An example of perceptual defense that is often pointed to is a study by Elliot McGinnies where participants saw many flashing words, but underreported the amount of offensive words. Perceptual defense is a theory that people can protect themselves from perceiving an outside stimuli that is negative.

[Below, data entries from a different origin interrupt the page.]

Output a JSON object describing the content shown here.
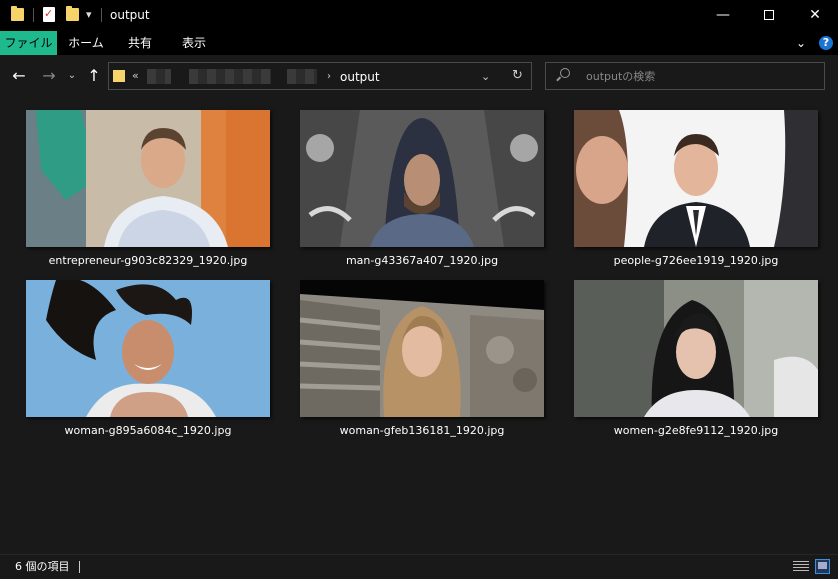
{
  "window": {
    "title": "output",
    "controls": {
      "minimize": "—",
      "maximize": "",
      "close": "✕"
    }
  },
  "quick_access": {
    "dropdown_glyph": "▾"
  },
  "ribbon": {
    "tabs": [
      {
        "label": "ファイル",
        "active": true
      },
      {
        "label": "ホーム"
      },
      {
        "label": "共有"
      },
      {
        "label": "表示"
      }
    ],
    "collapse_glyph": "⌄",
    "help_glyph": "?"
  },
  "navigation": {
    "back_glyph": "←",
    "forward_glyph": "→",
    "recent_glyph": "⌄",
    "up_glyph": "↑"
  },
  "address": {
    "overflow": "«",
    "separator": "›",
    "current": "output",
    "dropdown_glyph": "⌄",
    "refresh_glyph": "↻"
  },
  "search": {
    "placeholder": "outputの検索",
    "value": ""
  },
  "files": [
    {
      "name": "entrepreneur-g903c82329_1920.jpg"
    },
    {
      "name": "man-g43367a407_1920.jpg"
    },
    {
      "name": "people-g726ee1919_1920.jpg"
    },
    {
      "name": "woman-g895a6084c_1920.jpg"
    },
    {
      "name": "woman-gfeb136181_1920.jpg"
    },
    {
      "name": "women-g2e8fe9112_1920.jpg"
    }
  ],
  "status": {
    "item_count": "6 個の項目"
  },
  "colors": {
    "accent": "#1eb98d",
    "background": "#191919",
    "titlebar": "#000000",
    "folder": "#f6d469",
    "help": "#1a75d2"
  },
  "icons": {
    "back": "arrow-left-icon",
    "forward": "arrow-right-icon",
    "up": "arrow-up-icon",
    "search": "search-icon",
    "refresh": "refresh-icon",
    "help": "help-icon",
    "details_view": "details-view-icon",
    "large_icons_view": "large-icons-view-icon"
  }
}
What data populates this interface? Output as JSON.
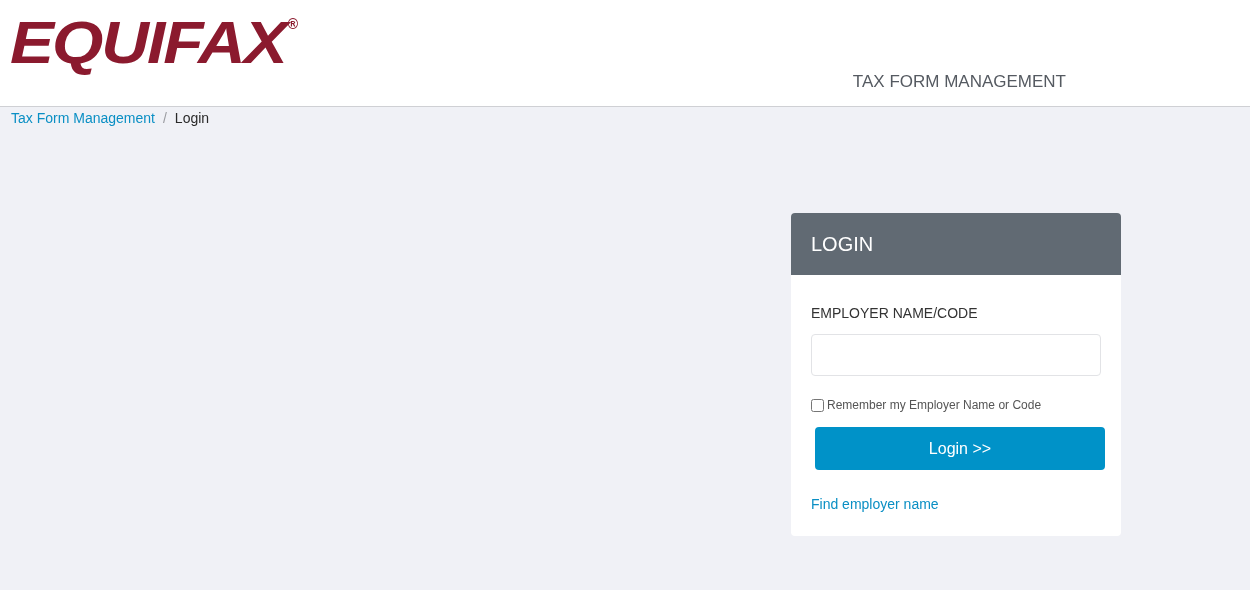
{
  "header": {
    "logo": {
      "text": "EQUIFAX",
      "mark": "®"
    },
    "title": "TAX FORM MANAGEMENT"
  },
  "breadcrumb_separator": "/",
  "breadcrumb": [
    {
      "label": "Tax Form Management",
      "kind": "link"
    },
    {
      "label": "Login",
      "kind": "current"
    }
  ],
  "login": {
    "title": "LOGIN",
    "field": {
      "label": "EMPLOYER NAME/CODE"
    },
    "remember": {
      "label": "Remember my Employer Name or Code",
      "checked": false
    },
    "button": "Login >>",
    "link": "Find employer name"
  }
}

While there is some questionable evidence that points to perceptual defense, there is no solid proof of it. The most likely explanation of the McGinnies trial results were that participants didn't want to offend anyone else by repeated the "negative" words. In order for someone to not perceive something negative, they would first have to perceive it and decide it is negative, and then not perceive it, which is impossible.